Re: End of optimization... (Robert L. Knighten)
10 Aug 2003 11:01:51 -0400

          From comp.compilers

Related articles
[7 earlier articles]
Re: End of optimization... (2003-07-25)
Re: End of optimization... (Fergus Henderson) (2003-07-25)
Re: End of optimization... (2003-07-31)
Re: End of optimization... ( (2003-08-04)
Re: End of optimization... (Alan Lehotsky) (2003-08-04)
Re: End of optimization... (Fergus Henderson) (2003-08-04)
Re: End of optimization... (2003-08-10)
Re: End of optimization... (2003-08-10)
| List of all articles for this month |

From: (Robert L. Knighten)
Newsgroups: comp.compilers
Date: 10 Aug 2003 11:01:51 -0400
Organization: Posted via Supernews,
References: 03-07-026 03-07-068 03-07-151 03-07-179 03-07-200 03-08-019
Keywords: optimize, practice
Posted-Date: 10 Aug 2003 11:01:51 EDT

Fergus Henderson <> writes:

> There are also other (probably better) examples out there. For
> instance, see, which advertises a tool that will take
> a machine description and produce not just a compiler, but also an
> assembler, disassembler, linker, simulator, debugger, etc. They claim
> that their compiler does a variety of optimizations (see the long list
> at
> The choice this approach offers is either writing your whole
> application in assembler by hand, or writing a fairly small machine
> description and then writing most of your application in C, with just
> the innermost loops hand-coded. For all but very small applications,
> if you hand-code it all in assembler then your total source code size,
> development effort, and time-to-market will all be larger, even though
> you don't have to write a machine description, because assembler is a
> considerably lower-level language than C. Furthermore, it will be
> harder to reuse the results of this effort for your next project.

This looks very much like what was being claimed for retargetable
compiler technology when it was last in vogue fifteen to twenty years
ago. The killer back then was that machine descriptions were quite
time consuming to write and required even more effort to verify,
hardware specific optimizations were hard to fit in to the scheme, and
register management even harder. certainly claims to
have solved all this with their Chess retargetable compiler and nML
machine modeling language. Indeed they claim to have done a very
great deal more.

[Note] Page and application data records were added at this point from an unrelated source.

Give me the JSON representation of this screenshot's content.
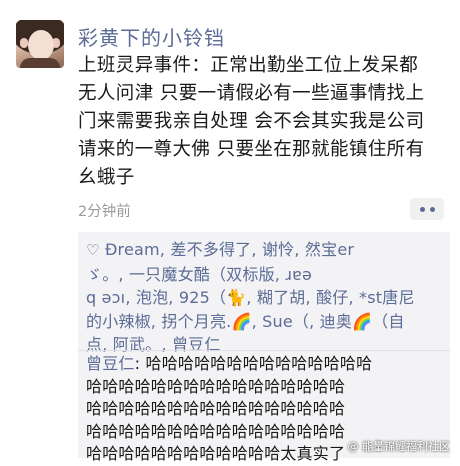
{
  "post": {
    "nickname": "彩黄下的小铃铛",
    "lines": [
      "上班灵异事件：正常出勤坐工位上发呆都",
      "无人问津 只要一请假必有一些逼事情找上",
      "门来需要我亲自处理 会不会其实我是公司",
      "请来的一尊大佛 只要坐在那就能镇住所有",
      "幺蛾子"
    ],
    "time": "2分钟前"
  },
  "likes": {
    "icon": "heart-icon",
    "lines": [
      "Đream, 差不多得了, 谢怜, 然宝er",
      "ゞ。, 一只魔女酷（双标版, ɹɐǝ",
      "q ǝɔı, 泡泡, 925（🐈, 糊了胡, 酸仔, *st唐尼",
      "的小辣椒, 拐个月亮.🌈, Sue（, 迪奥🌈（自",
      "点, 阿武。, 曾豆仁"
    ]
  },
  "comment": {
    "author": "曾豆仁",
    "separator": ": ",
    "lines": [
      "哈哈哈哈哈哈哈哈哈哈哈哈哈哈",
      "哈哈哈哈哈哈哈哈哈哈哈哈哈哈哈哈",
      "哈哈哈哈哈哈哈哈哈哈哈哈哈哈哈哈",
      "哈哈哈哈哈哈哈哈哈哈哈哈哈哈哈哈",
      "哈哈哈哈哈哈哈哈哈哈哈哈太真实了"
    ]
  },
  "watermark": "@ 能量锦鲤福利社区",
  "colors": {
    "accent": "#5c6c96",
    "panel": "#f3f3f5",
    "time": "#9b9b9b"
  }
}
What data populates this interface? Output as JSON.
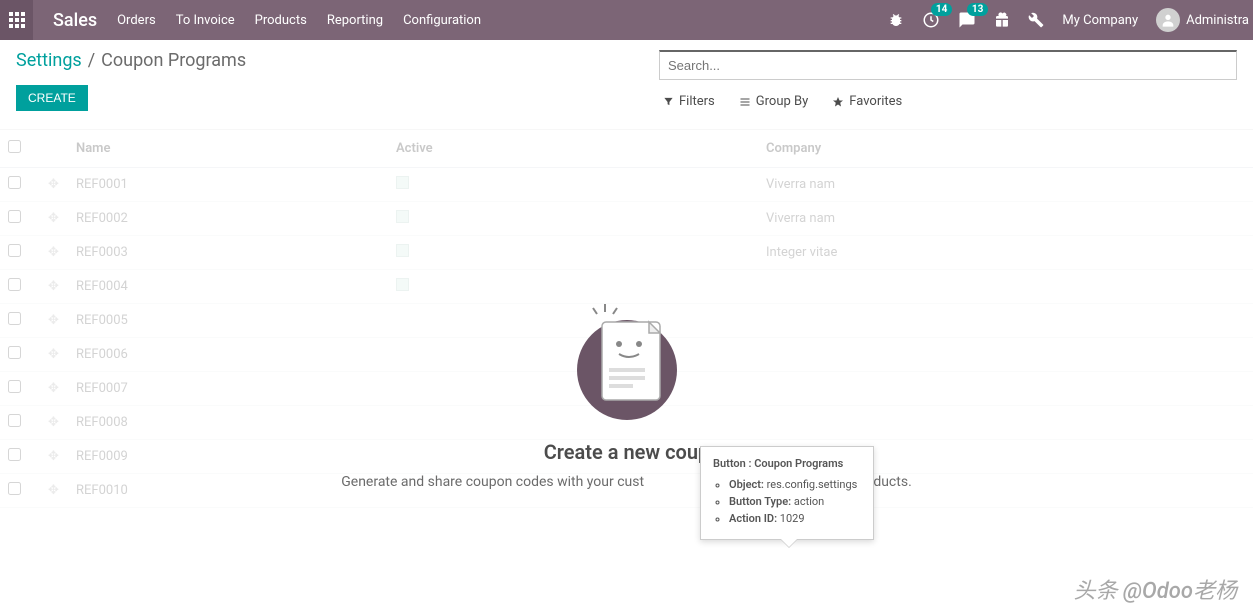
{
  "topbar": {
    "app_name": "Sales",
    "menu": [
      "Orders",
      "To Invoice",
      "Products",
      "Reporting",
      "Configuration"
    ],
    "activities_badge": "14",
    "discuss_badge": "13",
    "company": "My Company",
    "user": "Administra"
  },
  "breadcrumb": {
    "parent": "Settings",
    "current": "Coupon Programs"
  },
  "buttons": {
    "create": "CREATE"
  },
  "search": {
    "placeholder": "Search...",
    "filters": "Filters",
    "group_by": "Group By",
    "favorites": "Favorites"
  },
  "columns": {
    "name": "Name",
    "active": "Active",
    "company": "Company"
  },
  "rows": [
    {
      "name": "REF0001",
      "active": true,
      "company": "Viverra nam"
    },
    {
      "name": "REF0002",
      "active": true,
      "company": "Viverra nam"
    },
    {
      "name": "REF0003",
      "active": true,
      "company": "Integer vitae"
    },
    {
      "name": "REF0004",
      "active": true,
      "company": ""
    },
    {
      "name": "REF0005",
      "active": false,
      "company": ""
    },
    {
      "name": "REF0006",
      "active": false,
      "company": ""
    },
    {
      "name": "REF0007",
      "active": false,
      "company": ""
    },
    {
      "name": "REF0008",
      "active": false,
      "company": ""
    },
    {
      "name": "REF0009",
      "active": false,
      "company": ""
    },
    {
      "name": "REF0010",
      "active": false,
      "company": ""
    }
  ],
  "empty": {
    "title": "Create a new coup",
    "subtitle_left": "Generate and share coupon codes with your cust",
    "subtitle_right": "free products."
  },
  "tooltip": {
    "title": "Button : Coupon Programs",
    "object_label": "Object:",
    "object_value": "res.config.settings",
    "button_type_label": "Button Type:",
    "button_type_value": "action",
    "action_id_label": "Action ID:",
    "action_id_value": "1029"
  },
  "watermark": "头条 @Odoo老杨"
}
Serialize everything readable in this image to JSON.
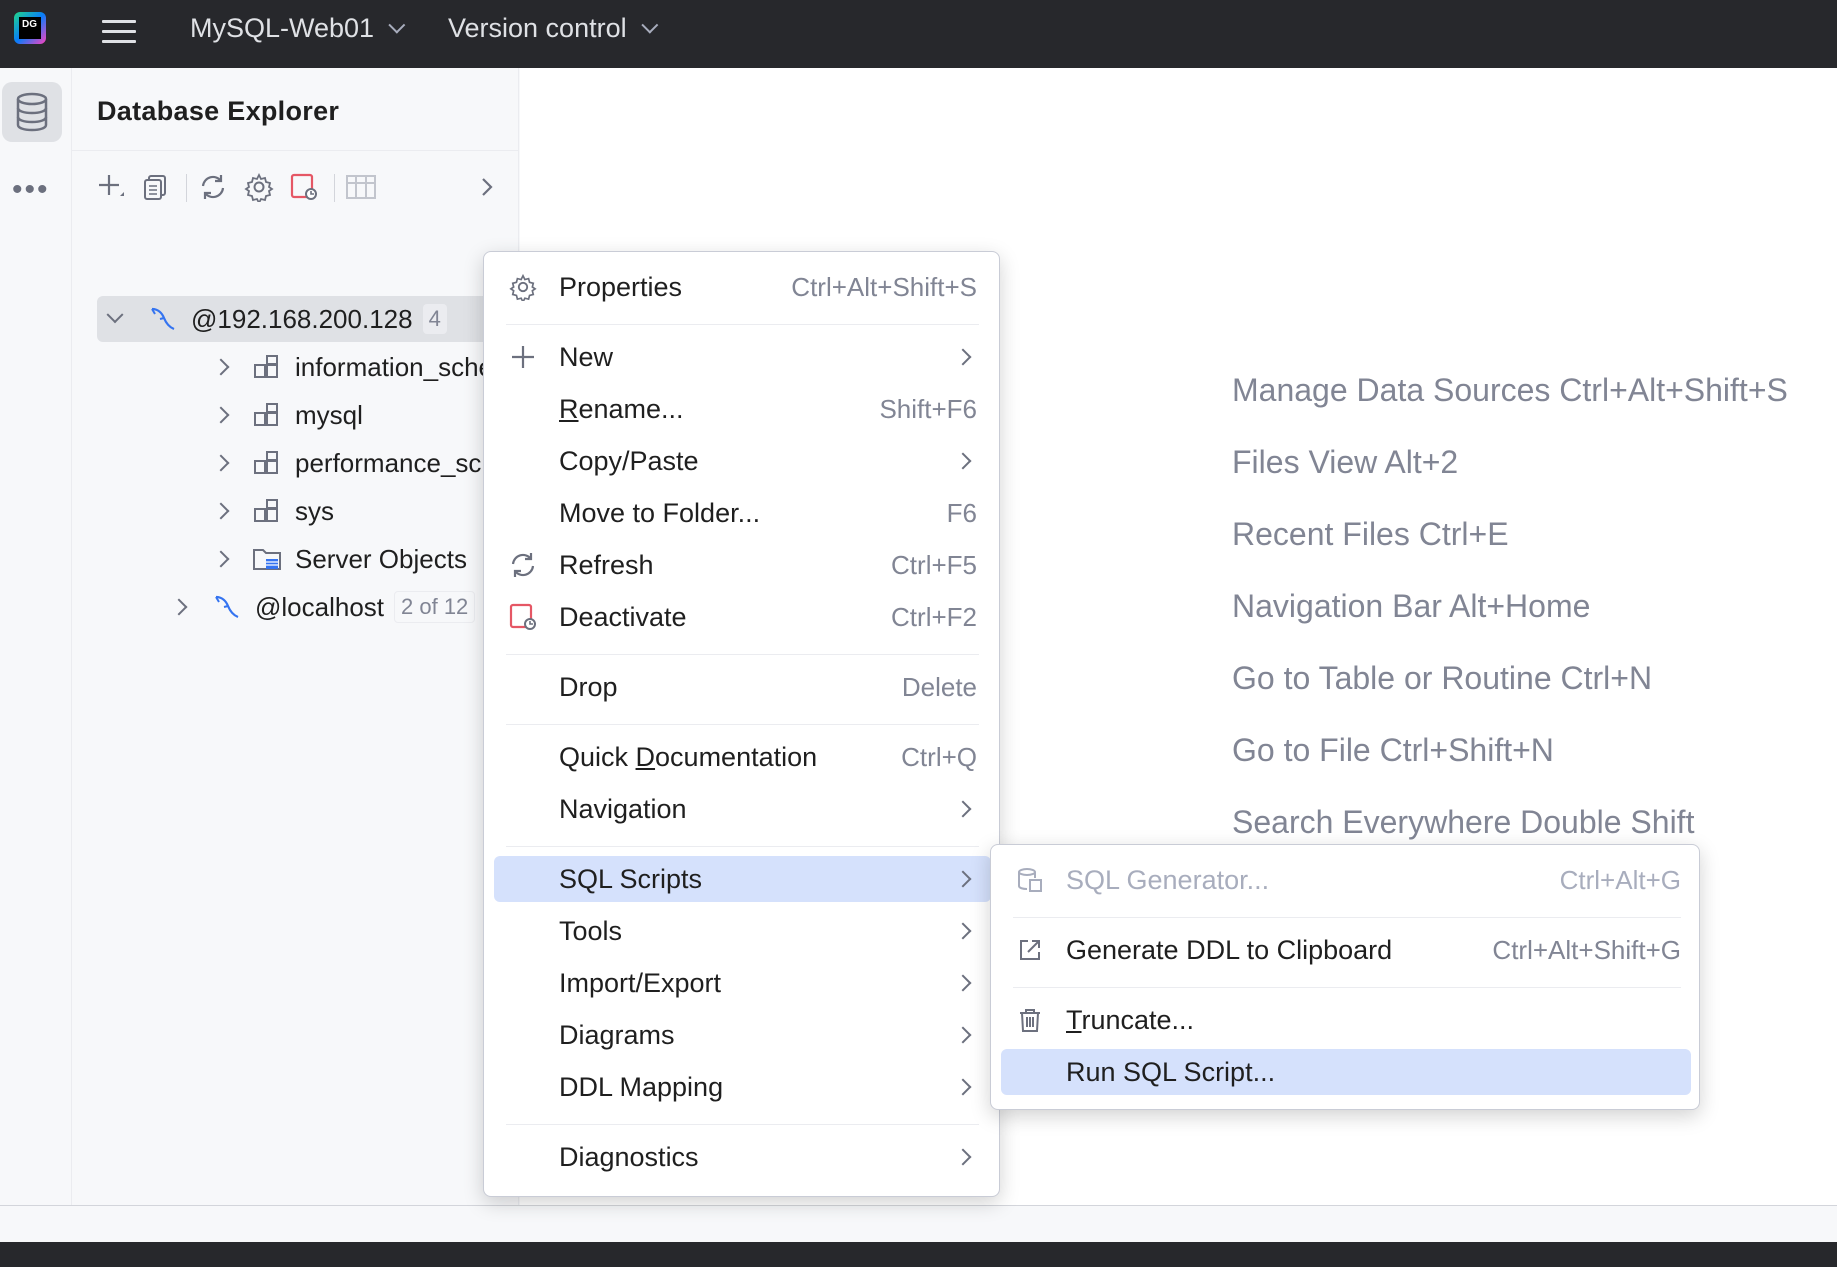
{
  "titlebar": {
    "project": "MySQL-Web01",
    "vcs": "Version control"
  },
  "explorer": {
    "title": "Database Explorer",
    "tree": [
      {
        "label": "@192.168.200.128",
        "badge": "4",
        "expanded": true
      },
      {
        "label": "information_schema"
      },
      {
        "label": "mysql"
      },
      {
        "label": "performance_schema"
      },
      {
        "label": "sys"
      },
      {
        "label": "Server Objects"
      },
      {
        "label": "@localhost",
        "badge": "2 of 12",
        "expanded": false
      }
    ]
  },
  "hints": [
    "Manage Data Sources Ctrl+Alt+Shift+S",
    "Files View Alt+2",
    "Recent Files Ctrl+E",
    "Navigation Bar Alt+Home",
    "Go to Table or Routine Ctrl+N",
    "Go to File Ctrl+Shift+N",
    "Search Everywhere Double Shift"
  ],
  "context_menu": {
    "items": [
      {
        "label": "Properties",
        "shortcut": "Ctrl+Alt+Shift+S",
        "icon": "gear-icon"
      },
      {
        "label": "New",
        "submenu": true,
        "icon": "plus-icon"
      },
      {
        "label": "Rename...",
        "mnemonic": "R",
        "rest": "ename...",
        "shortcut": "Shift+F6"
      },
      {
        "label": "Copy/Paste",
        "submenu": true
      },
      {
        "label": "Move to Folder...",
        "shortcut": "F6"
      },
      {
        "label": "Refresh",
        "shortcut": "Ctrl+F5",
        "icon": "refresh-icon"
      },
      {
        "label": "Deactivate",
        "shortcut": "Ctrl+F2",
        "icon": "deactivate-icon"
      },
      {
        "label": "Drop",
        "shortcut": "Delete"
      },
      {
        "label": "Quick Documentation",
        "pre": "Quick ",
        "mnemonic": "D",
        "rest": "ocumentation",
        "shortcut": "Ctrl+Q"
      },
      {
        "label": "Navigation",
        "submenu": true
      },
      {
        "label": "SQL Scripts",
        "submenu": true,
        "active": true
      },
      {
        "label": "Tools",
        "submenu": true
      },
      {
        "label": "Import/Export",
        "submenu": true
      },
      {
        "label": "Diagrams",
        "submenu": true
      },
      {
        "label": "DDL Mapping",
        "submenu": true
      },
      {
        "label": "Diagnostics",
        "submenu": true
      }
    ]
  },
  "submenu": {
    "items": [
      {
        "label": "SQL Generator...",
        "shortcut": "Ctrl+Alt+G",
        "disabled": true,
        "icon": "sql-generator-icon"
      },
      {
        "label": "Generate DDL to Clipboard",
        "shortcut": "Ctrl+Alt+Shift+G",
        "icon": "export-arrow-icon"
      },
      {
        "label": "Truncate...",
        "mnemonic": "T",
        "rest": "runcate...",
        "icon": "trash-icon"
      },
      {
        "label": "Run SQL Script...",
        "active": true
      }
    ]
  }
}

Does anyone here have any experience using any of
their tools?

I'm curious about your remark "a fairly small machine description" as
the only small machine descriptions I've ever seen have been for
extremely simple processors. The description of the instruction set
for the Intel Pentium processor runs over 300 pages, and I know the
actual RTL is considerably longer. Typically the machine description
needed for a high quality optimizing code generator is actually longer
than the ISA descriptions as it provides no information about
performance trade-offs.

-- Bob

Robert L. Knighten

Post a followup to this message

Return to the comp.compilers page.
Search the comp.compilers archives again.